▶ _Data shown_:
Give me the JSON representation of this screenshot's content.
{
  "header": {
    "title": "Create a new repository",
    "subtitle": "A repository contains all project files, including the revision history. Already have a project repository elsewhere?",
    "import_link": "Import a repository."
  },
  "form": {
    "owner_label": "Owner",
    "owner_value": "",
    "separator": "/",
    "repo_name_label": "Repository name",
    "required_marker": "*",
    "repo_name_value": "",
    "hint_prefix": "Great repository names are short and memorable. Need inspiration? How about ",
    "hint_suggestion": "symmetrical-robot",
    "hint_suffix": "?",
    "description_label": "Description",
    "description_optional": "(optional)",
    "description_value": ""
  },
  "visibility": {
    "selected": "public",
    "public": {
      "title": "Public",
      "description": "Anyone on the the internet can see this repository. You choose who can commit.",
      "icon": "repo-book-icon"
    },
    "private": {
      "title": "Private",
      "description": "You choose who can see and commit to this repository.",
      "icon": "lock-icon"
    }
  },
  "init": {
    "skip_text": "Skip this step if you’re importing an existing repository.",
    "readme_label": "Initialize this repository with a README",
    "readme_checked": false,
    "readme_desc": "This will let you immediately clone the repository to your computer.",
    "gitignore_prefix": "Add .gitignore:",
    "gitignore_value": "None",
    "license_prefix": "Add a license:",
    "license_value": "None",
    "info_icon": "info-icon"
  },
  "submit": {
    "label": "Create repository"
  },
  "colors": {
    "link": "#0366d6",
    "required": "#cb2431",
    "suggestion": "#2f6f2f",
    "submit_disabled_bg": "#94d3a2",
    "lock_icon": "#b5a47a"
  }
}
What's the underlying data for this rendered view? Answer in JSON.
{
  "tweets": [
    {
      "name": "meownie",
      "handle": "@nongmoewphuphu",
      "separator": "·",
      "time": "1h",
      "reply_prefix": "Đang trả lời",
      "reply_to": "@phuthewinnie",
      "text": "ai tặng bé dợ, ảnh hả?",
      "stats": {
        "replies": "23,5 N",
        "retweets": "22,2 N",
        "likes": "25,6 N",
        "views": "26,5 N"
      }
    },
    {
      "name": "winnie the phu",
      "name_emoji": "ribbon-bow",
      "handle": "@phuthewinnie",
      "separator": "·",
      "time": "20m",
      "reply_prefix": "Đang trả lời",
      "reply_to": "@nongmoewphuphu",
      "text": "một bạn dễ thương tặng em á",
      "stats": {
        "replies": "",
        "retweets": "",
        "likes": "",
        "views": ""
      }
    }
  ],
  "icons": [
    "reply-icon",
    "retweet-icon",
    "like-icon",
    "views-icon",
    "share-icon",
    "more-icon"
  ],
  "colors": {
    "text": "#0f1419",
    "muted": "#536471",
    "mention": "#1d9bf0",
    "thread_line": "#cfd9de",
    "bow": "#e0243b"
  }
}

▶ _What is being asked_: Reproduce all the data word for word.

▶ _Task result_:
Give me the JSON representation of this screenshot's content.
{
  "header": {
    "title": "Create a new repository",
    "subtitle": "A repository contains all project files, including the revision history. Already have a project repository elsewhere?",
    "import_link": "Import a repository."
  },
  "form": {
    "owner_label": "Owner",
    "owner_value": "",
    "separator": "/",
    "repo_name_label": "Repository name",
    "required_marker": "*",
    "repo_name_value": "",
    "hint_prefix": "Great repository names are short and memorable. Need inspiration? How about ",
    "hint_suggestion": "symmetrical-robot",
    "hint_suffix": "?",
    "description_label": "Description",
    "description_optional": "(optional)",
    "description_value": ""
  },
  "visibility": {
    "selected": "public",
    "public": {
      "title": "Public",
      "description": "Anyone on the the internet can see this repository. You choose who can commit.",
      "icon": "repo-book-icon"
    },
    "private": {
      "title": "Private",
      "description": "You choose who can see and commit to this repository.",
      "icon": "lock-icon"
    }
  },
  "init": {
    "skip_text": "Skip this step if you’re importing an existing repository.",
    "readme_label": "Initialize this repository with a README",
    "readme_checked": false,
    "readme_desc": "This will let you immediately clone the repository to your computer.",
    "gitignore_prefix": "Add .gitignore:",
    "gitignore_value": "None",
    "license_prefix": "Add a license:",
    "license_value": "None",
    "info_icon": "info-icon"
  },
  "submit": {
    "label": "Create repository"
  },
  "colors": {
    "link": "#0366d6",
    "required": "#cb2431",
    "suggestion": "#2f6f2f",
    "submit_disabled_bg": "#94d3a2",
    "lock_icon": "#b5a47a"
  }
}
What's the underlying data for this rendered view? Answer in JSON.
{
  "tweets": [
    {
      "name": "meownie",
      "handle": "@nongmoewphuphu",
      "separator": "·",
      "time": "1h",
      "reply_prefix": "Đang trả lời",
      "reply_to": "@phuthewinnie",
      "text": "ai tặng bé dợ, ảnh hả?",
      "stats": {
        "replies": "23,5 N",
        "retweets": "22,2 N",
        "likes": "25,6 N",
        "views": "26,5 N"
      }
    },
    {
      "name": "winnie the phu",
      "name_emoji": "ribbon-bow",
      "handle": "@phuthewinnie",
      "separator": "·",
      "time": "20m",
      "reply_prefix": "Đang trả lời",
      "reply_to": "@nongmoewphuphu",
      "text": "một bạn dễ thương tặng em á",
      "stats": {
        "replies": "",
        "retweets": "",
        "likes": "",
        "views": ""
      }
    }
  ],
  "icons": [
    "reply-icon",
    "retweet-icon",
    "like-icon",
    "views-icon",
    "share-icon",
    "more-icon"
  ],
  "colors": {
    "text": "#0f1419",
    "muted": "#536471",
    "mention": "#1d9bf0",
    "thread_line": "#cfd9de",
    "bow": "#e0243b"
  }
}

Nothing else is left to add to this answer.